What makes Noah, the character, so interesting is the dichotomy between his actions and beliefs, and the constant struggle between blindly following his faith and doing what he believes is just. We ask these questions ––Is Noah simply carrying out God’s will? How can a mere mortal stand up to the Creator? Isn’t the very foundation of religion based around obeying what God says? Is it wrong if it’s what God commands? The film asks many tough about how far man can be driven by faith, and as a commentary on religious fanaticism; “Noah” is an extremely interesting piece of work.
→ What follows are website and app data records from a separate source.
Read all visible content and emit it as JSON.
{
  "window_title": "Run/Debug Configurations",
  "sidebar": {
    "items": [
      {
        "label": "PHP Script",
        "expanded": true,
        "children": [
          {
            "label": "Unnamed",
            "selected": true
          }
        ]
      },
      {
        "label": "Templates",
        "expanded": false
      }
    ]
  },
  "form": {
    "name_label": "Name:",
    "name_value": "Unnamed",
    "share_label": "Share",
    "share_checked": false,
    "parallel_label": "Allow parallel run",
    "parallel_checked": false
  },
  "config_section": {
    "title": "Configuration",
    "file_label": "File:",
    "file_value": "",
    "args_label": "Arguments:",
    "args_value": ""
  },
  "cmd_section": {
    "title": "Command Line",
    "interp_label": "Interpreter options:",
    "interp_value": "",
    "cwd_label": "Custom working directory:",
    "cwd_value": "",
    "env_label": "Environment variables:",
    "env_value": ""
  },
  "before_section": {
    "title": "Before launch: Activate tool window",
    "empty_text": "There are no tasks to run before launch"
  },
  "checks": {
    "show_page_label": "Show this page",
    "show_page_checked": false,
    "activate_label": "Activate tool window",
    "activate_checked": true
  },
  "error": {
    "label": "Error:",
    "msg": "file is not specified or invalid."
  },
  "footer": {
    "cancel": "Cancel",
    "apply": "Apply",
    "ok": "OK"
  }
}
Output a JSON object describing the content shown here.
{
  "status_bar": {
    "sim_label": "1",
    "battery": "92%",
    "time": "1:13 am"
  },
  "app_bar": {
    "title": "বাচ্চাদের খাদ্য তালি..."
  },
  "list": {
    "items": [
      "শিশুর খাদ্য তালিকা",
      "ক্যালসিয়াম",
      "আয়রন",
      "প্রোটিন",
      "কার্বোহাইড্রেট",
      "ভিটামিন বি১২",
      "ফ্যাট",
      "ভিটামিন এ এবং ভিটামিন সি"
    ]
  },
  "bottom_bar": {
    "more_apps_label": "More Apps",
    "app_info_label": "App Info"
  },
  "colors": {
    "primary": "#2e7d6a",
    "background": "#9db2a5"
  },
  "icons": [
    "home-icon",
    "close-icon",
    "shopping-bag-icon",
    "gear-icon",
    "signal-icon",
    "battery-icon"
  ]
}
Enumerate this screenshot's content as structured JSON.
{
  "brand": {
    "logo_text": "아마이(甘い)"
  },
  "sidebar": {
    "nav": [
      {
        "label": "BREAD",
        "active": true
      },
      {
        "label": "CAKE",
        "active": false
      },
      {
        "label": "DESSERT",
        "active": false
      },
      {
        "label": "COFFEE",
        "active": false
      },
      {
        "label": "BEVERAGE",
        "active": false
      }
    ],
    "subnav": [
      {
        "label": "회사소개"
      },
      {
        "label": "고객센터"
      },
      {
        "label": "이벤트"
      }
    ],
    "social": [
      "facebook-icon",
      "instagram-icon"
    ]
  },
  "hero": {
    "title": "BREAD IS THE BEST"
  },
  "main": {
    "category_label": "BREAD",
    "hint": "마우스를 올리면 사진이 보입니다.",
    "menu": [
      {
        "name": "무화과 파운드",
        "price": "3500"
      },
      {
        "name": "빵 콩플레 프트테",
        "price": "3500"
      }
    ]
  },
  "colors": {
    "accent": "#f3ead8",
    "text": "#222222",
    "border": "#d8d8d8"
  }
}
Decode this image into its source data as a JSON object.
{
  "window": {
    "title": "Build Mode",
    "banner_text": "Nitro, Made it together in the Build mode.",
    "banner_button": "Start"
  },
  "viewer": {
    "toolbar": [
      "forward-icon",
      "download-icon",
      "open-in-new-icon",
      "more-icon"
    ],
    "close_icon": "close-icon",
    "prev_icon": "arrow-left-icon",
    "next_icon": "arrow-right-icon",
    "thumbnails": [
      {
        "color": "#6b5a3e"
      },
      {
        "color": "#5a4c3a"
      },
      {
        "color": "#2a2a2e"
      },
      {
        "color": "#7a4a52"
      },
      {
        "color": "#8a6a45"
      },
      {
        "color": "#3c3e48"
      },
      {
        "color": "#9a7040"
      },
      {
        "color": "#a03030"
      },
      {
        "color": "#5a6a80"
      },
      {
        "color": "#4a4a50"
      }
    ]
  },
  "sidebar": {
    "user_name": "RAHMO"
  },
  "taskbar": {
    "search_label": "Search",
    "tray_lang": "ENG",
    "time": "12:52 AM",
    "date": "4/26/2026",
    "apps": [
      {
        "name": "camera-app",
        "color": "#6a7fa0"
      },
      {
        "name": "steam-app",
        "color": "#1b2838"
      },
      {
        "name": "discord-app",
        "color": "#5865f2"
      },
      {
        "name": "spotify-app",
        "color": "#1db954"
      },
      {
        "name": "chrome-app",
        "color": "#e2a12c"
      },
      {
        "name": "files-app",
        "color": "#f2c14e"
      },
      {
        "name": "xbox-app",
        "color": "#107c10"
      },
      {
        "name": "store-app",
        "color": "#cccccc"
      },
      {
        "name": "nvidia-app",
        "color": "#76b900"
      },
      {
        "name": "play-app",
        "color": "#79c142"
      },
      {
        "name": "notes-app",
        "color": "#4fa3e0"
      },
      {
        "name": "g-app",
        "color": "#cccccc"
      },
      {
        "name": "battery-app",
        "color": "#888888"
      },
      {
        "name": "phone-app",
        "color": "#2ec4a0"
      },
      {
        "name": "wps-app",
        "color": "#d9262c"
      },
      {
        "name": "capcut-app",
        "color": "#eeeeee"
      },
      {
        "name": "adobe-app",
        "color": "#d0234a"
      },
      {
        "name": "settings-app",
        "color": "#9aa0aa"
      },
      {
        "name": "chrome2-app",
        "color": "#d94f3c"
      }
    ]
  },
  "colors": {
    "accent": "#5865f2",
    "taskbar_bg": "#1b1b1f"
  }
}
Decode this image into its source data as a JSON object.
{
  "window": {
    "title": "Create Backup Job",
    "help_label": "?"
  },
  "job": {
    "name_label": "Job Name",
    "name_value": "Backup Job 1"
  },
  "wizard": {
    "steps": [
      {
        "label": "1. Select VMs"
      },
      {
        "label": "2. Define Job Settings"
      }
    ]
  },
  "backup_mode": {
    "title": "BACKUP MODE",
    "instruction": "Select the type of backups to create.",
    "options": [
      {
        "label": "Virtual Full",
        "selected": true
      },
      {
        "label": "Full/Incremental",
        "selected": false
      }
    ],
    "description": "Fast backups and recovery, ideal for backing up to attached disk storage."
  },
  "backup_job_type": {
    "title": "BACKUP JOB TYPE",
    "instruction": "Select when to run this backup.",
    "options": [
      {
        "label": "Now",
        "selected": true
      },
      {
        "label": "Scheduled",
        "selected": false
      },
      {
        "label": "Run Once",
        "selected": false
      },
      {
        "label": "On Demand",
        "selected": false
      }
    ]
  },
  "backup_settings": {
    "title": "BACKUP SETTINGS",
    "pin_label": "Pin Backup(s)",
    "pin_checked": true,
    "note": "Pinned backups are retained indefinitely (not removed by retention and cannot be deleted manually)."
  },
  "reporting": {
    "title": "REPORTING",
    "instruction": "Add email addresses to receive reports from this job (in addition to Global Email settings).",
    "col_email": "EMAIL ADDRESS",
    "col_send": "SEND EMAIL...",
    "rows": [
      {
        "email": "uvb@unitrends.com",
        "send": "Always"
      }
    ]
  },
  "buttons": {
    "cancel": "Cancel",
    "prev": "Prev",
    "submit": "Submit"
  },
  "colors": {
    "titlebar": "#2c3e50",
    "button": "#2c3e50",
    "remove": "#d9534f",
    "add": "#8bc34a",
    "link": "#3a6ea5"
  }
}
It leaves the viewer with so much to think about that we will have it in our minds for days after seeing it.
Aronofsky’s film comes to us in five clear and distinct acts and each has its own special tone and feel. The special effects of the flood are spectacular (as we all thought that they would be). There is a battle sequence that is amazing and the acting is superior throughout the film. Soon after the battle, “Noah” becomes a whole other film entirely. “On the ark, it steps down in scale to examine morality, faith, religious fanaticism, family dynamics and pressure so great that it can sever life-long bonds between loved ones”. Because of excellent direction, the transition is smooth and natural.
The film is more than just a film— it is a powerful but complicated experience that’s deeply fascinating in the way it subverts expectations. “It will crash over you like the flood itself, knocking you back, allowing you to take in awe-inspiring visuals but also forcing you to contemplate complex questions. As an absorbing character study and an action epic all at once, it is wonderful.
The arrival of the animals, which appear to self-organize by phylum, is a similarly marvelous sight. This followed by the storm that is amazing in its beauty and it will difficult to forget “the image of humanity’s last dregs clambering for a foothold on a lone rocky outcropping as it, too, is finally swallowed by the sea”.
After the tide has ebbed and a new day has dawned, the film finds its purpose— Noah, the man is an exhausted hero who can’t understand why, if all mankind was meant to perish, he and his family should be saved. Noah has no one to ask. Russell Crowe lets us feel his torment and then the film leaves us with the image of a man who feels adrift when he is finally standing on dry land — and all of us immediately relate to what we see on the screen.